The scientific discoveries of Dr. John Ott, the father of photobiology, helped establish the idea that humans require a trace amount of ultraviolet light in order to thrive. Full-spectrum sunlight is necessary on every level of life, all the way down to our cell’s ability to properly reproduce. Not only do you need sufficient sunlight externally on your skin, but also internally through your eyes. Sunlight entering through your eyes regulates your brain chemistry and glands that produce crucial hormones like melatonin, serotonin, insulin, cortisol and dopamine that all affect your moods, daily rhythms and sleep cycles. When you wear sunglasses that block out all of the beneficial sunlight you can end up developing “mal-illumination”, a term coined by Ott himself, which is an environmental condition characterized by the absence of full-spectrum light and vitamin D. It is a condition found primarily in industrialized countries when people’s lifestyles force them to be indoors for the majority of the day. Does this day sound familiar at all: wake up, get ready, put on sunglasses when you leave your house, drive to work, remain indoors under artificial lights from 9 am to 5 pm, put your sunglasses back on when you leave work, return home and stay under artificial lights for hours after the sun sets. Nowhere in that routine did full-spectrum sunlight get a chance to enter your eyes. After months and years of not getting enough trace amounts of ultraviolet light, your physiological functions fail and your internal clock falls out of harmony with nature. Restlessness, insomnia, fatigue and even depression can result from mal-illumination. 

Human eyes evolved under full-spectrum sunlight. Eyes are the only organs in the body constituted to receive light. They feed on light. The retina is covered with millions of photoreceptor cells (light sensitive cells) called rods and cones that depend on stimulation by light. Without light stimulation they perish and vision dims. Only in the past century has a war been waged against the sun, which creates and sustains all life on our planet, including us. The Bates Method was developed before the sun became an enemy and is very pro natural sunlight. The Bates Method provides several “Sun Drills” that teach how to gently take in more full-spectrum sunlight in a very safe and effective way. I never instruct my vision students to look directly at the sun. Instead, I teach people how to accept sunlight indirectly and in constant movement so that the light never stays on one part of the eye for more than a moment. The most basic sun drill is called sunning and is demonstrated in the video below.

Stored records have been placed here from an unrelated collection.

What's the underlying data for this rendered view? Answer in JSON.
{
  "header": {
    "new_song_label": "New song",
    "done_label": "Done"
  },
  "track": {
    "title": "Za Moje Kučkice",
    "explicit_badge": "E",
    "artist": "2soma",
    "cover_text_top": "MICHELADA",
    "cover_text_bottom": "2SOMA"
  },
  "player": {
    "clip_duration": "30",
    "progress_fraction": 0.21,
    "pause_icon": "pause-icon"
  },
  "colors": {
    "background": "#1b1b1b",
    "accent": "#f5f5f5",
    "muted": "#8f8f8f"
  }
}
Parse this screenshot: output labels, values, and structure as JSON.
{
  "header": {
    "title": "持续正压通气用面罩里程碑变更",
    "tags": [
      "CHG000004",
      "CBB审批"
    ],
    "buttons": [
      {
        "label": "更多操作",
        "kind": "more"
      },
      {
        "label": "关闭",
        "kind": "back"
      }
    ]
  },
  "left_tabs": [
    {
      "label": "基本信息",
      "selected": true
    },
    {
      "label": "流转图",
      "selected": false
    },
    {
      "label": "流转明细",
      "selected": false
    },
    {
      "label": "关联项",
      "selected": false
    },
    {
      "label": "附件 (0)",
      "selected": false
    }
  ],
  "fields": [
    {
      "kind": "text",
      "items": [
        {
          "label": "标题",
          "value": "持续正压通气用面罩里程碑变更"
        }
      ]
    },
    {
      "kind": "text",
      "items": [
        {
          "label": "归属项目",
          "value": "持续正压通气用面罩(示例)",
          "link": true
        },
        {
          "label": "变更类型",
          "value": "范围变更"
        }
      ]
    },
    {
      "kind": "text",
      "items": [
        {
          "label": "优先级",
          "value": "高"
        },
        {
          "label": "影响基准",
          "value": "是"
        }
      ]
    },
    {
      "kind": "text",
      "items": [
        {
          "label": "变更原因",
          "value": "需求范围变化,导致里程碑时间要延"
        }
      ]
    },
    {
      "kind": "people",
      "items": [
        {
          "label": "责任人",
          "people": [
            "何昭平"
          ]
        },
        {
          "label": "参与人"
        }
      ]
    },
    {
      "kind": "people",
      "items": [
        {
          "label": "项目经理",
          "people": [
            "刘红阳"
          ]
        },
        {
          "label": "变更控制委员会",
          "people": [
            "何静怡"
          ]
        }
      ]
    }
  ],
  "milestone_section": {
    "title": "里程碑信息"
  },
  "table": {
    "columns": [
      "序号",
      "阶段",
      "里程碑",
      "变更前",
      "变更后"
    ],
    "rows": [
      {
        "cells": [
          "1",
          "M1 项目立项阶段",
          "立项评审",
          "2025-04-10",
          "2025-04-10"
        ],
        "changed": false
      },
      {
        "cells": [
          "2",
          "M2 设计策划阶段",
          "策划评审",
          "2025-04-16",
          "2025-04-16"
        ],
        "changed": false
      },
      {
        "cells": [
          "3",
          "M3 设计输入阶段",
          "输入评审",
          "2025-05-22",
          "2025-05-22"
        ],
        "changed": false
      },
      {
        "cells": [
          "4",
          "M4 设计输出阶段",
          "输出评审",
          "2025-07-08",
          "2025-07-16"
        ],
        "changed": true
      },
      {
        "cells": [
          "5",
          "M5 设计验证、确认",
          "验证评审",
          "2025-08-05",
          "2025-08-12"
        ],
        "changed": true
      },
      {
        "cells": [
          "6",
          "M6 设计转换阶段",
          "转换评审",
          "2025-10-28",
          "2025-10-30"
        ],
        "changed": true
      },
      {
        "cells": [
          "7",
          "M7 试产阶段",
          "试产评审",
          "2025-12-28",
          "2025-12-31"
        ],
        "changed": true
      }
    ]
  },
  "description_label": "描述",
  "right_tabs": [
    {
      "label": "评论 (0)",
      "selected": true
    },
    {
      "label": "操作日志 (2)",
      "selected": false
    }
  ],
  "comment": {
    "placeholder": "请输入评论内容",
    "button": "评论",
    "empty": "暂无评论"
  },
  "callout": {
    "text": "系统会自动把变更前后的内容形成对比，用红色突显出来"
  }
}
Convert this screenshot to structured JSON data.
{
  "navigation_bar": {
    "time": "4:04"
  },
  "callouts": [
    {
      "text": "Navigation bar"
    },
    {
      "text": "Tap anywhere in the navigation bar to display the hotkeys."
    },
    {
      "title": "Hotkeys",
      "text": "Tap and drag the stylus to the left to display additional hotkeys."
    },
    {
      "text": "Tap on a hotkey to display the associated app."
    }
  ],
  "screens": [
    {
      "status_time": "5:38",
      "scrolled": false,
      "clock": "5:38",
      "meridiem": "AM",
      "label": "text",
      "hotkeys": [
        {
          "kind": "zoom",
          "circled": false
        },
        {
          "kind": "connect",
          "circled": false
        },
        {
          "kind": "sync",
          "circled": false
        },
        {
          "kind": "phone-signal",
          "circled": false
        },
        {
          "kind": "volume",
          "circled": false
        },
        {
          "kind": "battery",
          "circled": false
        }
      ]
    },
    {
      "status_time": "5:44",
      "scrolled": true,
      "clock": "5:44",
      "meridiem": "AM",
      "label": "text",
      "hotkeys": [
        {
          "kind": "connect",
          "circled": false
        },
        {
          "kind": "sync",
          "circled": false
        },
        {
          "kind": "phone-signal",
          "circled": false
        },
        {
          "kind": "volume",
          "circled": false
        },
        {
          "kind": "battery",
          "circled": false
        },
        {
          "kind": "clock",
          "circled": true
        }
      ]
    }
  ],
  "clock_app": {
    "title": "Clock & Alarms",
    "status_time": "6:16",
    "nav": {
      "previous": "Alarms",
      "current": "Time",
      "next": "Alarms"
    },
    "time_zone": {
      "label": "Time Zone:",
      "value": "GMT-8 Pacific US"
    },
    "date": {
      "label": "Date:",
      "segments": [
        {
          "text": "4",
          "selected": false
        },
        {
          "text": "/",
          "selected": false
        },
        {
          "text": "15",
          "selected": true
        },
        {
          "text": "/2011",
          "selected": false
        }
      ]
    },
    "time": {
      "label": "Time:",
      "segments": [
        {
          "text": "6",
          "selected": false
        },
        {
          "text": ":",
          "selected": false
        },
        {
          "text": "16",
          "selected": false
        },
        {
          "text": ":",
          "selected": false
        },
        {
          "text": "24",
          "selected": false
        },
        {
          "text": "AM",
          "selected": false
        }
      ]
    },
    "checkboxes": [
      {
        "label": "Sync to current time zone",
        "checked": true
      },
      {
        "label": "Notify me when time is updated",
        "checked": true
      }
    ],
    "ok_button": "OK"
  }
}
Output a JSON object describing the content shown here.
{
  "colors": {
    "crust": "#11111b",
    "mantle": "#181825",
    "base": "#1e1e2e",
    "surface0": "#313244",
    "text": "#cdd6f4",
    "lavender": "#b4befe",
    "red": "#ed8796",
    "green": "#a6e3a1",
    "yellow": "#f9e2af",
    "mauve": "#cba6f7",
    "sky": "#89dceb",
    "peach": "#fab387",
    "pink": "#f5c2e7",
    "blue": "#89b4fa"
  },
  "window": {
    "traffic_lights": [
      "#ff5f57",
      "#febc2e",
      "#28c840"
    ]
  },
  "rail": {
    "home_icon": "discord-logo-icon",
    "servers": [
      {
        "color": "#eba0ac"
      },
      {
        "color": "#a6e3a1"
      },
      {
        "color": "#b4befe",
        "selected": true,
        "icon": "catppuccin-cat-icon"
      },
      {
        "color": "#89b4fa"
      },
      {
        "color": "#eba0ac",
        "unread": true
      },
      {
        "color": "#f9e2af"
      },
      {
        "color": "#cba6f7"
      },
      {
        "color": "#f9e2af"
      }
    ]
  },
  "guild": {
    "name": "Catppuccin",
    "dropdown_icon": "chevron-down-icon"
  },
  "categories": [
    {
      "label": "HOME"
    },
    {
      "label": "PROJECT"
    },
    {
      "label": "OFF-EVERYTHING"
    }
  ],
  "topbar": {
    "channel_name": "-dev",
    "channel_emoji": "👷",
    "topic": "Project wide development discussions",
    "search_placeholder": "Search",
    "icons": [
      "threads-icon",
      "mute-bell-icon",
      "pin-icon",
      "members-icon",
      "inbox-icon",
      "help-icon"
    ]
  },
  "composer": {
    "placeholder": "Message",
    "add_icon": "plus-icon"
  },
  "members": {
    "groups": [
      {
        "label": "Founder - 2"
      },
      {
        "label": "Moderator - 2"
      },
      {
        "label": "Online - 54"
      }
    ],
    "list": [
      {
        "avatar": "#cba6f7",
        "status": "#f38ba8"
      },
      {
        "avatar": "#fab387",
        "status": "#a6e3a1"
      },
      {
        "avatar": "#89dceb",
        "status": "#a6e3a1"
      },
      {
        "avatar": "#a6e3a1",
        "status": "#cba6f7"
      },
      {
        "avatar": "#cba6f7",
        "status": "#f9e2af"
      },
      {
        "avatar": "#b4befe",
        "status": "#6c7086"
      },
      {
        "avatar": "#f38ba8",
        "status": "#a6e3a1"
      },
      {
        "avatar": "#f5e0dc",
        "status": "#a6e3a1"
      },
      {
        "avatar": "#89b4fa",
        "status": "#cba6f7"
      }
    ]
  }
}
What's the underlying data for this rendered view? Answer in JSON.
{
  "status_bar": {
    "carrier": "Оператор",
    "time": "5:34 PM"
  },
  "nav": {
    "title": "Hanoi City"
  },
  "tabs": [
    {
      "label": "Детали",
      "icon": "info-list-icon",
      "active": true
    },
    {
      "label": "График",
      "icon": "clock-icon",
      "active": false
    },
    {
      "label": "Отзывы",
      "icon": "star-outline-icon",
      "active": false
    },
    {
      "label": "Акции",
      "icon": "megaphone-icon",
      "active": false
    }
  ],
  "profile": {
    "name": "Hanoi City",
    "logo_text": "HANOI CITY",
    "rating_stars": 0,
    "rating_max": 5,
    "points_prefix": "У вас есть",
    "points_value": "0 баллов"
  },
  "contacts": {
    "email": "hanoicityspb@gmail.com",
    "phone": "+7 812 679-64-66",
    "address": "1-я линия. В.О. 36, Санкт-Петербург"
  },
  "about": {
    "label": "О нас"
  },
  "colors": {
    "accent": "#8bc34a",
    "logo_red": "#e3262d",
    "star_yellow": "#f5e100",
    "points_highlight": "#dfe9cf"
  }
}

In short, sunning consists of closing your eyes, facing the sun and pivoting your head left to right for several minutes. The light from the sun stimulates your retina while the warmth from the sun relaxes all your muscles, tendons and nerves. Sunlight increases circulation to your eyes and face and the sunning helps retrain the involuntary muscles that open and close your pupils properly. It also guarantees you get your daily dose of vitamin D.

When I began learning more about the health benefits of getting more sun, I stopped wearing sunscreen and sunglasses altogether. I started wearing hats instead, became more conscious of the time I spent in the sun and sought out more shade when available. Sunglasses certainly have their time and place, mainly in environments with high levels of glare like snow, water or roads when the sun is low, and can be used as tools to prevent over-exposure. However, they should be treated as crutches that should only be used in times of emergency. Just like prescription lenses, sunglasses can become addictive for users and can lead to light sensitivity. Ideally, you want to reach a point where you can be outside on a sunny day without wearing sunglasses and without squinting or straining your eyes. You want to keep your eyes relaxed in the sun and absorb the healing properties it has to offer. It doesn’t take very much sunlight at all to get the light stimulation and vitamin D you need, so don’t overdo it. Even just a few minutes a day will help get you going in the right direction.